» **Work order**
Once the pictures are set aside, copy the records below exactly as they stand.

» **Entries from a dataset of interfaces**
___

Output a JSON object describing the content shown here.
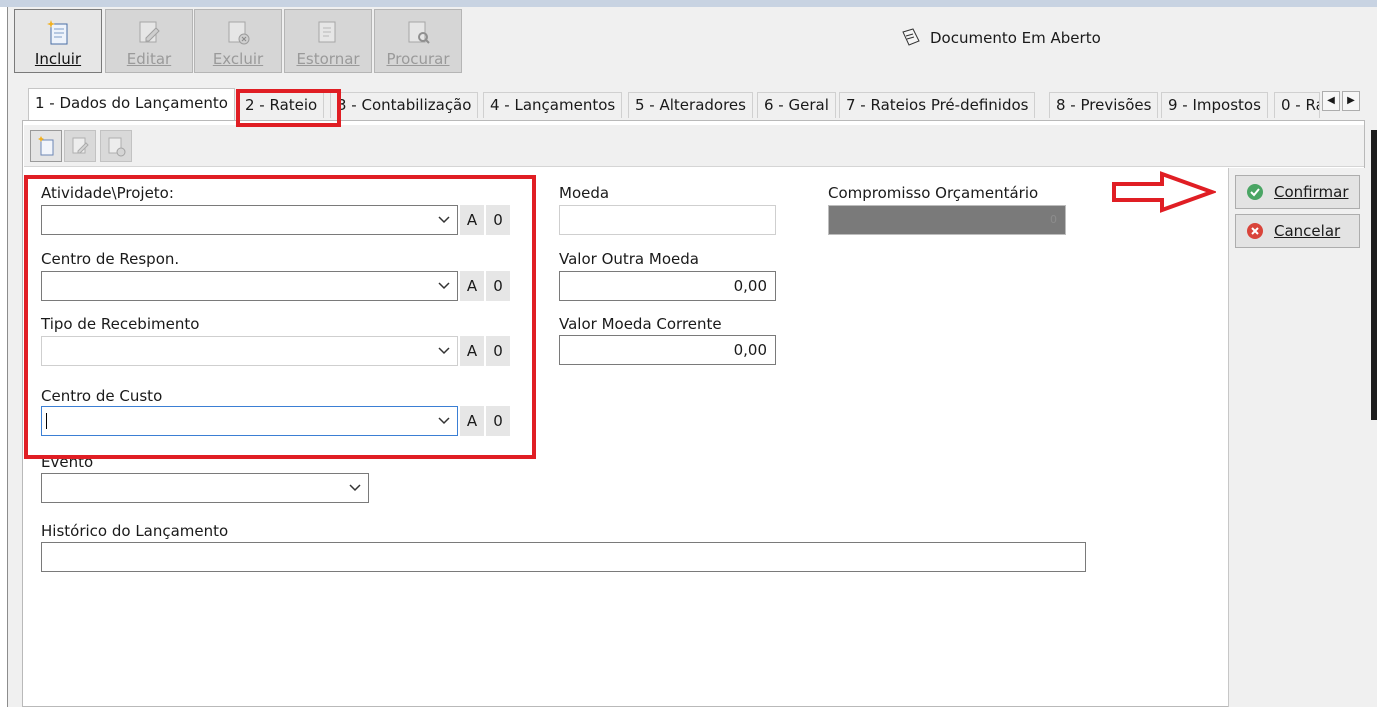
{
  "toolbar": {
    "buttons": [
      {
        "label": "Incluir",
        "icon": "new-document-icon",
        "enabled": true
      },
      {
        "label": "Editar",
        "icon": "edit-document-icon",
        "enabled": false
      },
      {
        "label": "Excluir",
        "icon": "delete-document-icon",
        "enabled": false
      },
      {
        "label": "Estornar",
        "icon": "reverse-document-icon",
        "enabled": false
      },
      {
        "label": "Procurar",
        "icon": "search-document-icon",
        "enabled": false
      }
    ]
  },
  "status": {
    "text": "Documento Em Aberto",
    "icon": "document-status-icon"
  },
  "tabs": [
    {
      "label": "1 - Dados do Lançamento",
      "selected": true
    },
    {
      "label": "2 - Rateio"
    },
    {
      "label": "3 - Contabilização"
    },
    {
      "label": "4 - Lançamentos"
    },
    {
      "label": "5 - Alteradores"
    },
    {
      "label": "6 - Geral"
    },
    {
      "label": "7 - Rateios Pré-definidos"
    },
    {
      "label": "8 - Previsões"
    },
    {
      "label": "9 - Impostos"
    },
    {
      "label": "0 - Ra"
    }
  ],
  "form": {
    "atividade": {
      "label": "Atividade\\Projeto:",
      "value": "",
      "btn_a": "A",
      "btn_0": "0"
    },
    "centro_respon": {
      "label": "Centro de Respon.",
      "value": "",
      "btn_a": "A",
      "btn_0": "0"
    },
    "tipo_recebimento": {
      "label": "Tipo de Recebimento",
      "value": "",
      "btn_a": "A",
      "btn_0": "0"
    },
    "centro_custo": {
      "label": "Centro de Custo",
      "value": "",
      "btn_a": "A",
      "btn_0": "0"
    },
    "evento": {
      "label": "Evento",
      "value": ""
    },
    "historico": {
      "label": "Histórico do Lançamento",
      "value": ""
    },
    "moeda": {
      "label": "Moeda",
      "value": ""
    },
    "valor_outra_moeda": {
      "label": "Valor Outra Moeda",
      "value": "0,00"
    },
    "valor_moeda_corrente": {
      "label": "Valor Moeda Corrente",
      "value": "0,00"
    },
    "compromisso": {
      "label": "Compromisso Orçamentário",
      "value": "0"
    }
  },
  "actions": {
    "confirmar": "Confirmar",
    "cancelar": "Cancelar"
  },
  "annotation_color": "#e01e24"
}
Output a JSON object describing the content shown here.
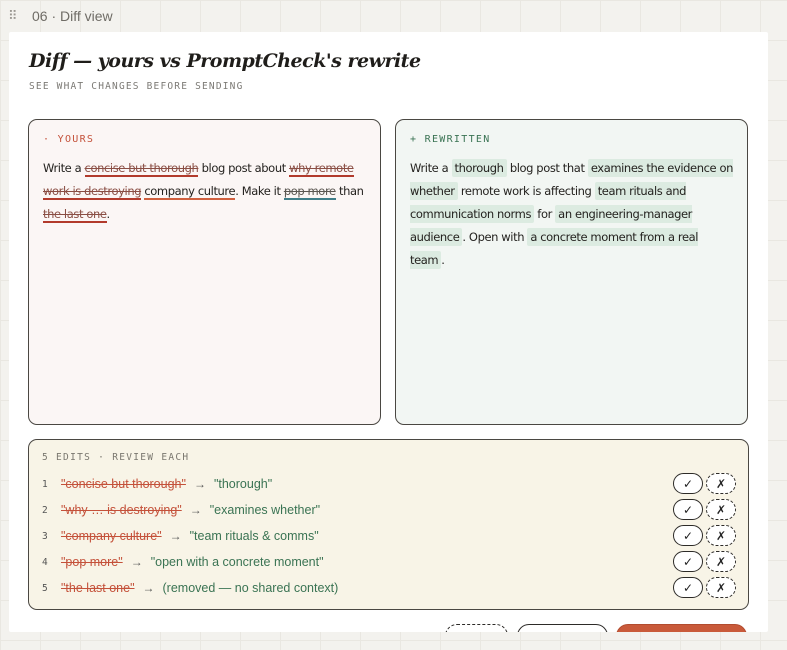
{
  "topbar": {
    "title": "06 · Diff view"
  },
  "card": {
    "title": "Diff — yours vs PromptCheck's rewrite",
    "subtitle": "SEE WHAT CHANGES BEFORE SENDING"
  },
  "yours": {
    "label": "· YOURS",
    "t1": "Write a ",
    "d1": "concise but thorough",
    "t2": " blog post about ",
    "d2": "why remote work is destroying",
    "t3": " ",
    "c1": "company culture",
    "t4": ". Make it ",
    "d3": "pop more",
    "t5": " than ",
    "d4": "the last one",
    "t6": "."
  },
  "rewritten": {
    "label": "+ REWRITTEN",
    "t1": "Write a ",
    "i1": "thorough",
    "t2": " blog post that ",
    "i2": "examines the evidence on whether",
    "t3": " remote work is affecting ",
    "i3": "team rituals and communication norms",
    "t4": " for ",
    "i4": "an engineering-manager audience",
    "t5": ". Open with ",
    "i5": "a concrete moment from a real team",
    "t6": "."
  },
  "edits": {
    "label": "5 EDITS · REVIEW EACH",
    "arrow": "→",
    "accept_icon": "✓",
    "reject_icon": "✗",
    "items": [
      {
        "num": "1",
        "old": "\"concise but thorough\"",
        "new": "\"thorough\""
      },
      {
        "num": "2",
        "old": "\"why … is destroying\"",
        "new": "\"examines whether\""
      },
      {
        "num": "3",
        "old": "\"company culture\"",
        "new": "\"team rituals & comms\""
      },
      {
        "num": "4",
        "old": "\"pop more\"",
        "new": "\"open with a concrete moment\""
      },
      {
        "num": "5",
        "old": "\"the last one\"",
        "new": "(removed — no shared context)"
      }
    ]
  },
  "colors": {
    "accent": "#c95a3a",
    "insert": "#3a7353",
    "delete": "#c4513a"
  }
}
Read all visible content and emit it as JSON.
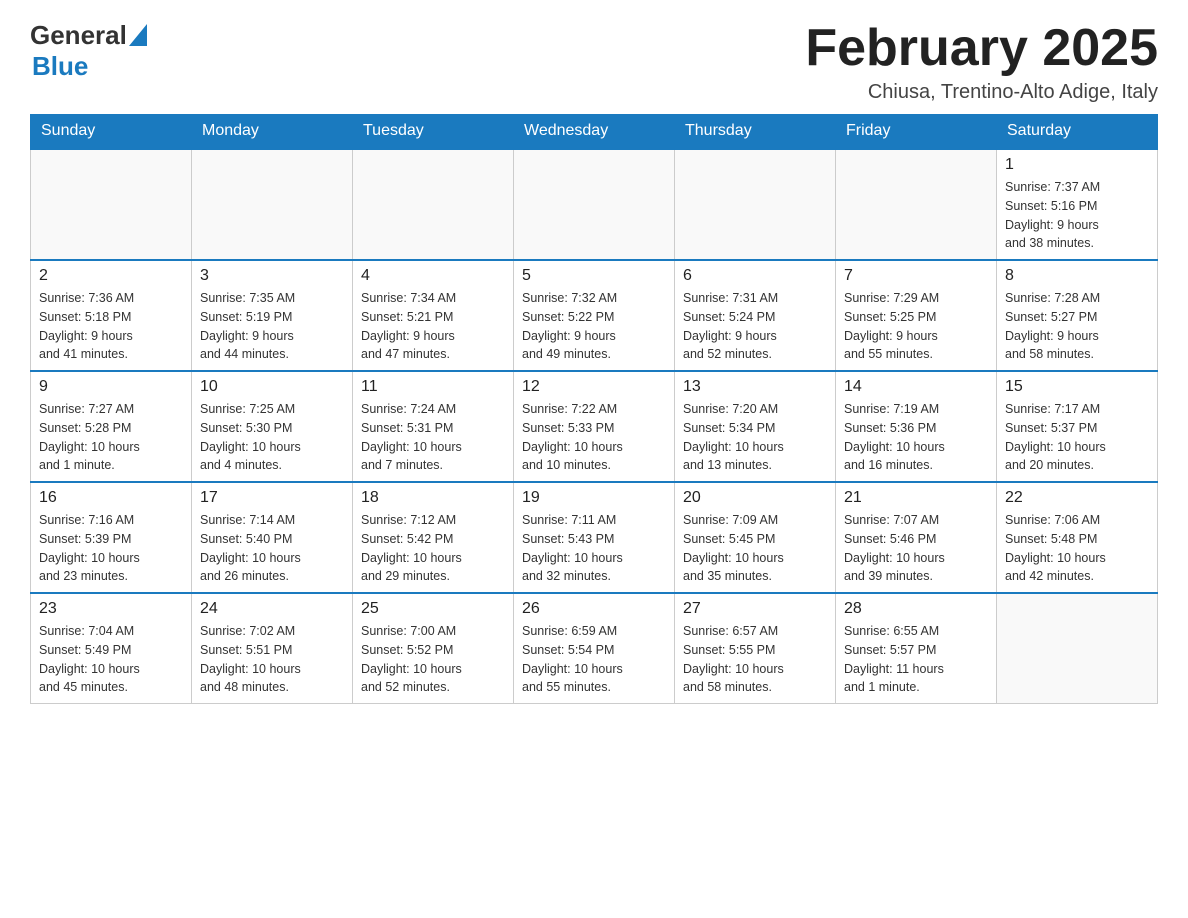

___

» **Reply**
Output a JSON object describing the content shown here.
{
  "toolbar": {
    "buttons": [
      {
        "label": "Incluir",
        "icon": "new-document-icon",
        "enabled": true
      },
      {
        "label": "Editar",
        "icon": "edit-document-icon",
        "enabled": false
      },
      {
        "label": "Excluir",
        "icon": "delete-document-icon",
        "enabled": false
      },
      {
        "label": "Estornar",
        "icon": "reverse-document-icon",
        "enabled": false
      },
      {
        "label": "Procurar",
        "icon": "search-document-icon",
        "enabled": false
      }
    ]
  },
  "status": {
    "text": "Documento Em Aberto",
    "icon": "document-status-icon"
  },
  "tabs": [
    {
      "label": "1 - Dados do Lançamento",
      "selected": true
    },
    {
      "label": "2 - Rateio"
    },
    {
      "label": "3 - Contabilização"
    },
    {
      "label": "4 - Lançamentos"
    },
    {
      "label": "5 - Alteradores"
    },
    {
      "label": "6 - Geral"
    },
    {
      "label": "7 - Rateios Pré-definidos"
    },
    {
      "label": "8 - Previsões"
    },
    {
      "label": "9 - Impostos"
    },
    {
      "label": "0 - Ra"
    }
  ],
  "form": {
    "atividade": {
      "label": "Atividade\\Projeto:",
      "value": "",
      "btn_a": "A",
      "btn_0": "0"
    },
    "centro_respon": {
      "label": "Centro de Respon.",
      "value": "",
      "btn_a": "A",
      "btn_0": "0"
    },
    "tipo_recebimento": {
      "label": "Tipo de Recebimento",
      "value": "",
      "btn_a": "A",
      "btn_0": "0"
    },
    "centro_custo": {
      "label": "Centro de Custo",
      "value": "",
      "btn_a": "A",
      "btn_0": "0"
    },
    "evento": {
      "label": "Evento",
      "value": ""
    },
    "historico": {
      "label": "Histórico do Lançamento",
      "value": ""
    },
    "moeda": {
      "label": "Moeda",
      "value": ""
    },
    "valor_outra_moeda": {
      "label": "Valor Outra Moeda",
      "value": "0,00"
    },
    "valor_moeda_corrente": {
      "label": "Valor Moeda Corrente",
      "value": "0,00"
    },
    "compromisso": {
      "label": "Compromisso Orçamentário",
      "value": "0"
    }
  },
  "actions": {
    "confirmar": "Confirmar",
    "cancelar": "Cancelar"
  },
  "annotation_color": "#e01e24"
}
Output a JSON object describing the content shown here.
{
  "topbar": {
    "title": "06 · Diff view"
  },
  "card": {
    "title": "Diff — yours vs PromptCheck's rewrite",
    "subtitle": "SEE WHAT CHANGES BEFORE SENDING"
  },
  "yours": {
    "label": "· YOURS",
    "t1": "Write a ",
    "d1": "concise but thorough",
    "t2": " blog post about ",
    "d2": "why remote work is destroying",
    "t3": " ",
    "c1": "company culture",
    "t4": ". Make it ",
    "d3": "pop more",
    "t5": " than ",
    "d4": "the last one",
    "t6": "."
  },
  "rewritten": {
    "label": "+ REWRITTEN",
    "t1": "Write a ",
    "i1": "thorough",
    "t2": " blog post that ",
    "i2": "examines the evidence on whether",
    "t3": " remote work is affecting ",
    "i3": "team rituals and communication norms",
    "t4": " for ",
    "i4": "an engineering-manager audience",
    "t5": ". Open with ",
    "i5": "a concrete moment from a real team",
    "t6": "."
  },
  "edits": {
    "label": "5 EDITS · REVIEW EACH",
    "arrow": "→",
    "accept_icon": "✓",
    "reject_icon": "✗",
    "items": [
      {
        "num": "1",
        "old": "\"concise but thorough\"",
        "new": "\"thorough\""
      },
      {
        "num": "2",
        "old": "\"why … is destroying\"",
        "new": "\"examines whether\""
      },
      {
        "num": "3",
        "old": "\"company culture\"",
        "new": "\"team rituals & comms\""
      },
      {
        "num": "4",
        "old": "\"pop more\"",
        "new": "\"open with a concrete moment\""
      },
      {
        "num": "5",
        "old": "\"the last one\"",
        "new": "(removed — no shared context)"
      }
    ]
  },
  "colors": {
    "accent": "#c95a3a",
    "insert": "#3a7353",
    "delete": "#c4513a"
  }
}
Read all visible content and emit it as JSON.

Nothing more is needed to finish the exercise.